Today is opening day for Pico Mountain, and the start to their 75th season. In the shadows of Killington Mountain, the self proclaimed Beast of the East, Pico doesn’t get the big accolades or the big crowds either.
But Pico is steeped in its own rich history of ski racing and family roots. Brad and Janet Mead started Pico in 1937. Their daughter Andrea Mead (Lawrence) grew up skiing Pico’s slopes, and first competed at 15 in the 1948 Winter Olympics, taking eighth in slalom. In 1952, as the U.S. women’s team captain, Andrea won Gold in Slalom and GS – the first US ski racer to win two Gold’s. That same year in Oslo, Austrian Othmar Schneider and Norwegian Stein Eriksen won gold and silver each .

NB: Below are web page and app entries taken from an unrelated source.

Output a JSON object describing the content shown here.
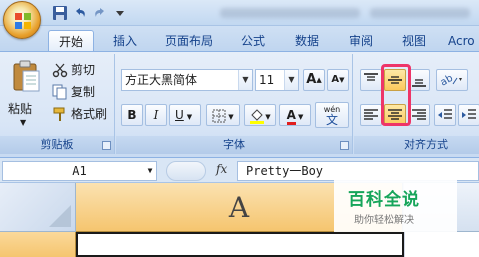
{
  "quick_access": {
    "icons": [
      "save-icon",
      "undo-icon",
      "redo-icon",
      "customize-qat-icon"
    ]
  },
  "tabs": [
    {
      "label": "开始",
      "active": true
    },
    {
      "label": "插入",
      "active": false
    },
    {
      "label": "页面布局",
      "active": false
    },
    {
      "label": "公式",
      "active": false
    },
    {
      "label": "数据",
      "active": false
    },
    {
      "label": "审阅",
      "active": false
    },
    {
      "label": "视图",
      "active": false
    },
    {
      "label": "Acro",
      "active": false
    }
  ],
  "clipboard": {
    "paste_label": "粘贴",
    "cut_label": "剪切",
    "copy_label": "复制",
    "format_painter_label": "格式刷",
    "group_label": "剪贴板"
  },
  "font": {
    "font_name": "方正大黑简体",
    "font_size": "11",
    "grow_label": "A",
    "shrink_label": "A",
    "bold_label": "B",
    "italic_label": "I",
    "underline_label": "U",
    "font_color_label": "A",
    "phonetic_label": "wén",
    "phonetic_char": "文",
    "group_label": "字体"
  },
  "alignment": {
    "group_label": "对齐方式",
    "icons": [
      "align-top-icon",
      "align-middle-icon",
      "align-bottom-icon",
      "orientation-icon",
      "align-left-icon",
      "align-center-icon",
      "align-right-icon",
      "decrease-indent-icon",
      "increase-indent-icon"
    ]
  },
  "formula_bar": {
    "name_box": "A1",
    "fx_label": "fx",
    "formula": "Pretty一Boy"
  },
  "grid": {
    "column_header": "A"
  },
  "watermark": {
    "title": "百科全说",
    "subtitle": "助你轻松解决"
  },
  "colors": {
    "highlight_border": "#ee3568",
    "active_button": "#fbc85c",
    "watermark_green": "#16a55a",
    "font_color_red": "#e11e1e",
    "fill_color_yellow": "#ffff00"
  }
}
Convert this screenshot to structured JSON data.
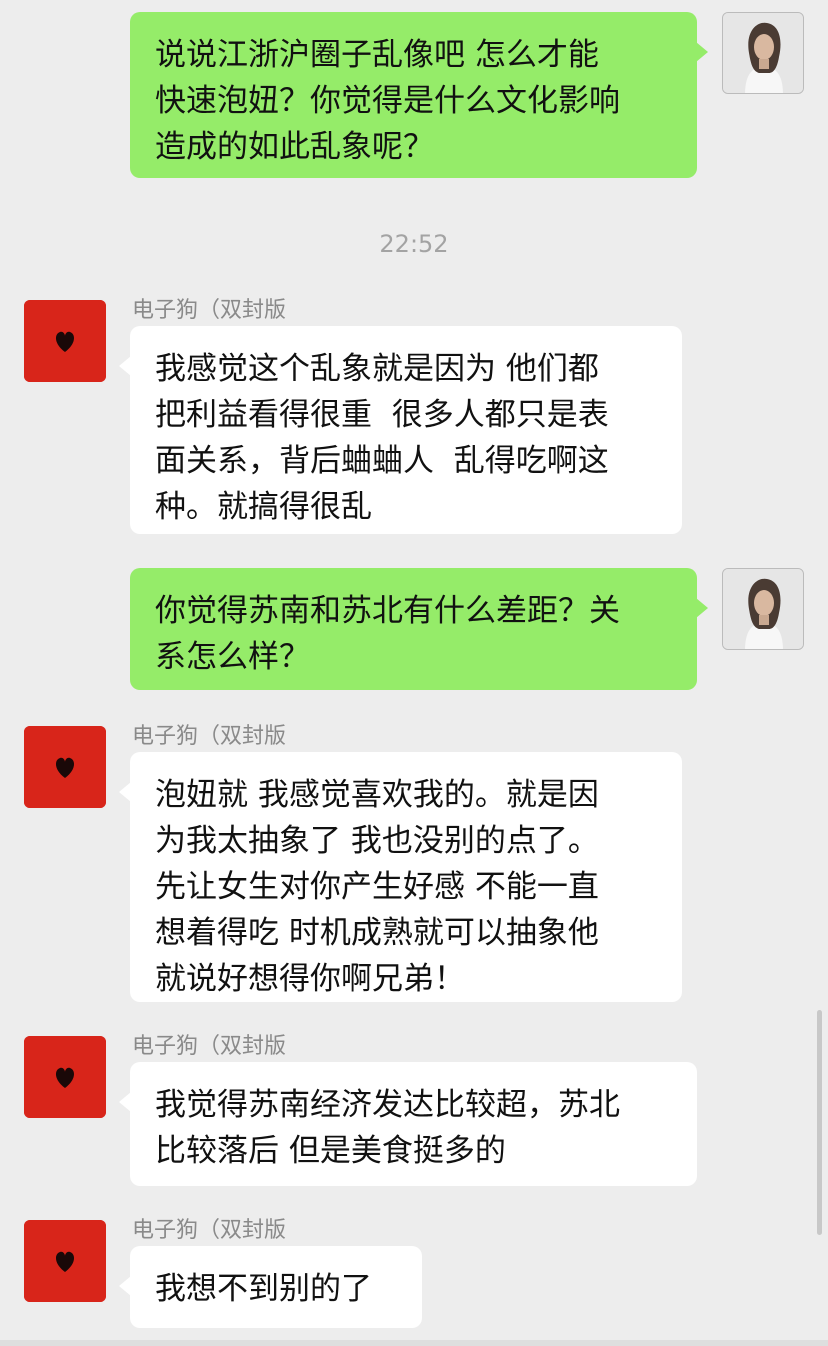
{
  "chat": {
    "timestamp": "22:52",
    "sender_name": "电子狗（双封版",
    "messages": [
      {
        "from": "me",
        "text": "说说江浙沪圈子乱像吧 怎么才能\n快速泡妞？你觉得是什么文化影响\n造成的如此乱象呢？"
      },
      {
        "from": "other",
        "sender": "电子狗（双封版",
        "text": "我感觉这个乱象就是因为 他们都\n把利益看得很重  很多人都只是表\n面关系，背后蛐蛐人  乱得吃啊这\n种。就搞得很乱"
      },
      {
        "from": "me",
        "text": "你觉得苏南和苏北有什么差距？关\n系怎么样？"
      },
      {
        "from": "other",
        "sender": "电子狗（双封版",
        "text": "泡妞就 我感觉喜欢我的。就是因\n为我太抽象了 我也没别的点了。\n先让女生对你产生好感 不能一直\n想着得吃 时机成熟就可以抽象他\n就说好想得你啊兄弟！"
      },
      {
        "from": "other",
        "sender": "电子狗（双封版",
        "text": "我觉得苏南经济发达比较超，苏北\n比较落后 但是美食挺多的"
      },
      {
        "from": "other",
        "sender": "电子狗（双封版",
        "text": "我想不到别的了"
      }
    ]
  },
  "colors": {
    "background": "#ededed",
    "outgoing_bubble": "#95ec69",
    "incoming_bubble": "#ffffff",
    "other_avatar": "#d8251a"
  },
  "icons": {
    "me_avatar": "person-photo-icon",
    "other_avatar": "red-heart-icon"
  }
}
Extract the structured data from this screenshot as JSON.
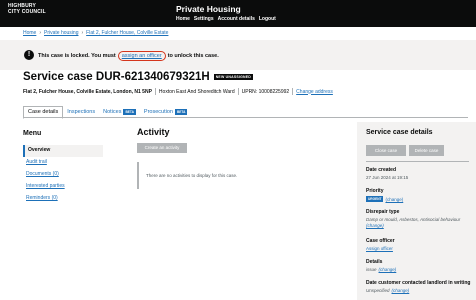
{
  "header": {
    "logo_line1": "HIGHBURY",
    "logo_line2": "CITY COUNCIL",
    "app_name": "Private Housing",
    "nav": [
      "Home",
      "Settings",
      "Account details",
      "Logout"
    ]
  },
  "breadcrumbs": [
    "Home",
    "Private housing",
    "Flat 2, Fulcher House, Colville Estate"
  ],
  "lock_banner": {
    "icon": "!",
    "text_before": "This case is locked. You must",
    "link": "assign an officer",
    "text_after": "to unlock this case."
  },
  "case": {
    "title": "Service case DUR-621340679321H",
    "status_tag": "NEW UNASSIGNED",
    "address": "Flat 2, Fulcher House, Colville Estate, London, N1 5NP",
    "ward": "Hoxton East And Shoreditch Ward",
    "uprn": "UPRN: 10008225992",
    "change_address": "Change address"
  },
  "tabs": [
    {
      "label": "Case details",
      "tag": ""
    },
    {
      "label": "Inspections",
      "tag": ""
    },
    {
      "label": "Notices",
      "tag": "BETA"
    },
    {
      "label": "Prosecution",
      "tag": "BETA"
    }
  ],
  "menu": {
    "heading": "Menu",
    "items": [
      "Overview",
      "Audit trail",
      "Documents (0)",
      "Interested parties",
      "Reminders (0)"
    ]
  },
  "activity": {
    "heading": "Activity",
    "create_button": "Create an activity",
    "empty_message": "There are no activities to display for this case."
  },
  "service_case_details": {
    "heading": "Service case details",
    "close_button": "Close case",
    "delete_button": "Delete case",
    "date_created_label": "Date created",
    "date_created": "27 Jun 2024 at 19:15",
    "priority_label": "Priority",
    "priority_tag": "URGENT",
    "priority_change": "(change)",
    "disrepair_label": "Disrepair type",
    "disrepair_value": "Damp or mould, Asbestos, Antisocial behaviour",
    "disrepair_change": "(change)",
    "officer_label": "Case officer",
    "officer_link": "Assign officer",
    "details_label": "Details",
    "details_value": "issue",
    "details_change": "(change)",
    "landlord_label": "Date customer contacted landlord in writing",
    "landlord_value": "Unspecified",
    "landlord_change": "(change)"
  },
  "colors": {
    "brand_black": "#0b0c0c",
    "link_blue": "#1d70b8",
    "focus_red": "#d4351c",
    "panel_grey": "#f3f2f1"
  }
}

To honor Andre Mead Lawrence at Pico, a dedication ceremony will take place at noon today at the 6,000 square foot Peak Lodge being constructed in her name. The Andrea Mead Lawrence Lodge will be the center for Vermont Adaptive Ski and Sports and the Pico Ski Education Foundation, scheduled to open in 2013, next to Pico’s Base Lodge and the current Pico Ski Club. Fundraising for the $1.3 million Lodge is ongoing.
To celebrate Pico’s 75th, which opened Thanksgiving day 1937, lift tickets will be $19.37 now through December 21. Even better news, you don’t have to grab on to the 1,200′ rope tow powered by a Hudson motor car engine like skiers did 75 years ago, now you can enjoy the comforts of Pico’s high speed quads and get 20 runs at a less than a buck a run.
Pico Mountain photo by Greg Burke